> **What to work on**: Write out each line below precisely, passing over the pictures.

> **Task data**:
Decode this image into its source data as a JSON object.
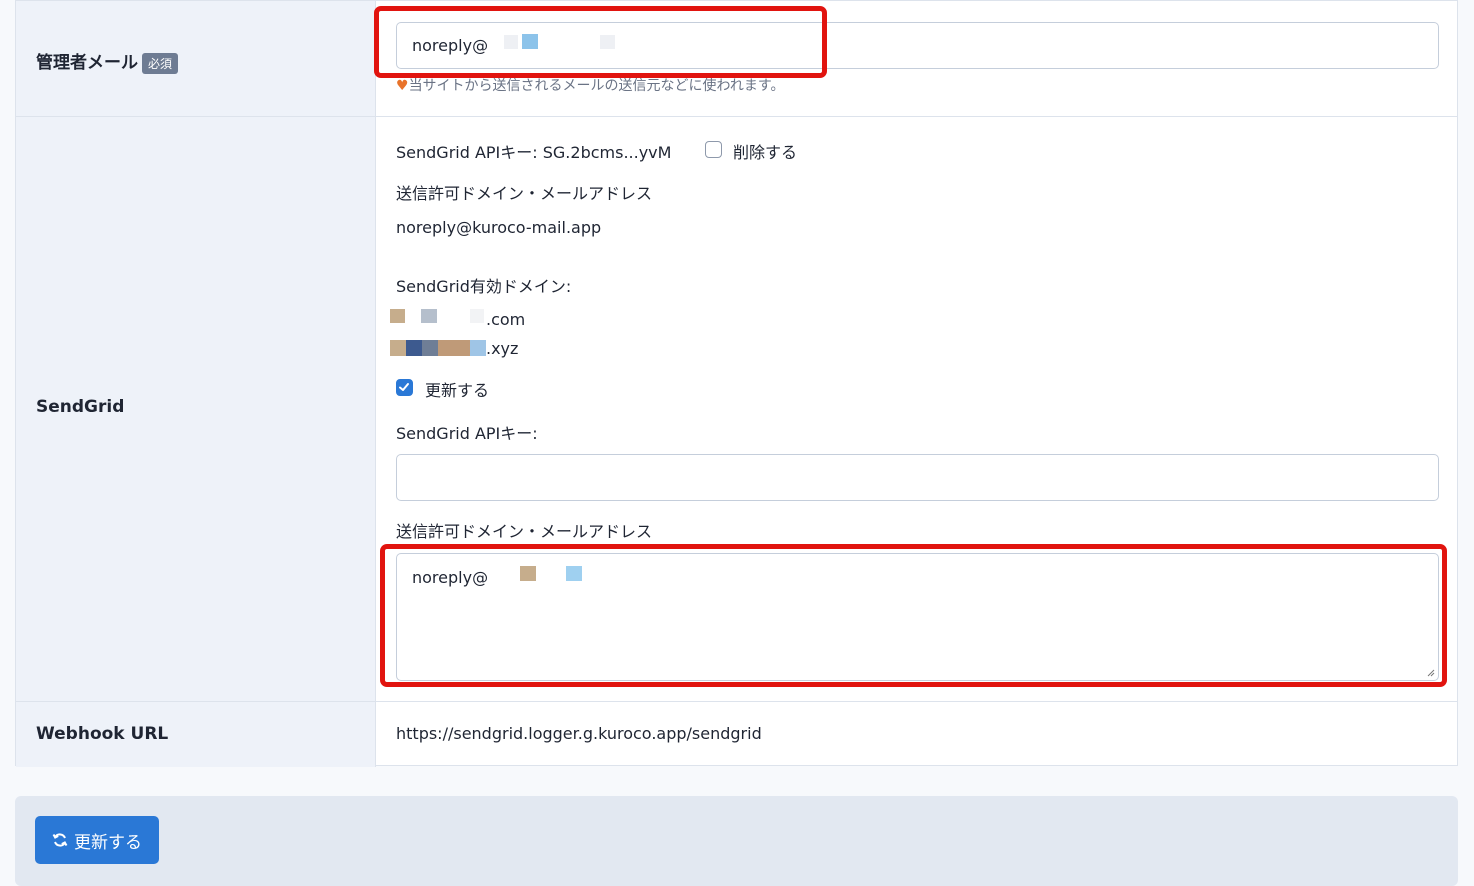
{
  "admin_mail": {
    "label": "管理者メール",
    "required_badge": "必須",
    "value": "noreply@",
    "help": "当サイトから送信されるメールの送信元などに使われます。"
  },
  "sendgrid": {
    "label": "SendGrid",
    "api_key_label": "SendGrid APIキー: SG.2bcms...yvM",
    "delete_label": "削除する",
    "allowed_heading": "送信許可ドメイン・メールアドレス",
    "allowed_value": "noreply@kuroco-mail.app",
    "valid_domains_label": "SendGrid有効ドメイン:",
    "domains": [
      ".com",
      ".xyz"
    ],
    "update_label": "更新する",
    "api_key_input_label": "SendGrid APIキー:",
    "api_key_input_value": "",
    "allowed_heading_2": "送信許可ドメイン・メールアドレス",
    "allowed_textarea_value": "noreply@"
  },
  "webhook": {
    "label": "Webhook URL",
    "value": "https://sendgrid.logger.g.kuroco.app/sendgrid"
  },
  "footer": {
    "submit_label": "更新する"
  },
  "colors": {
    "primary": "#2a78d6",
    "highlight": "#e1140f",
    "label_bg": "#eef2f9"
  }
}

> **Response**:
Decode this image into its source data as a JSON object.
{
  "admin_mail": {
    "label": "管理者メール",
    "required_badge": "必須",
    "value": "noreply@",
    "help": "当サイトから送信されるメールの送信元などに使われます。"
  },
  "sendgrid": {
    "label": "SendGrid",
    "api_key_label": "SendGrid APIキー: SG.2bcms...yvM",
    "delete_label": "削除する",
    "allowed_heading": "送信許可ドメイン・メールアドレス",
    "allowed_value": "noreply@kuroco-mail.app",
    "valid_domains_label": "SendGrid有効ドメイン:",
    "domains": [
      ".com",
      ".xyz"
    ],
    "update_label": "更新する",
    "api_key_input_label": "SendGrid APIキー:",
    "api_key_input_value": "",
    "allowed_heading_2": "送信許可ドメイン・メールアドレス",
    "allowed_textarea_value": "noreply@"
  },
  "webhook": {
    "label": "Webhook URL",
    "value": "https://sendgrid.logger.g.kuroco.app/sendgrid"
  },
  "footer": {
    "submit_label": "更新する"
  },
  "colors": {
    "primary": "#2a78d6",
    "highlight": "#e1140f",
    "label_bg": "#eef2f9"
  }
}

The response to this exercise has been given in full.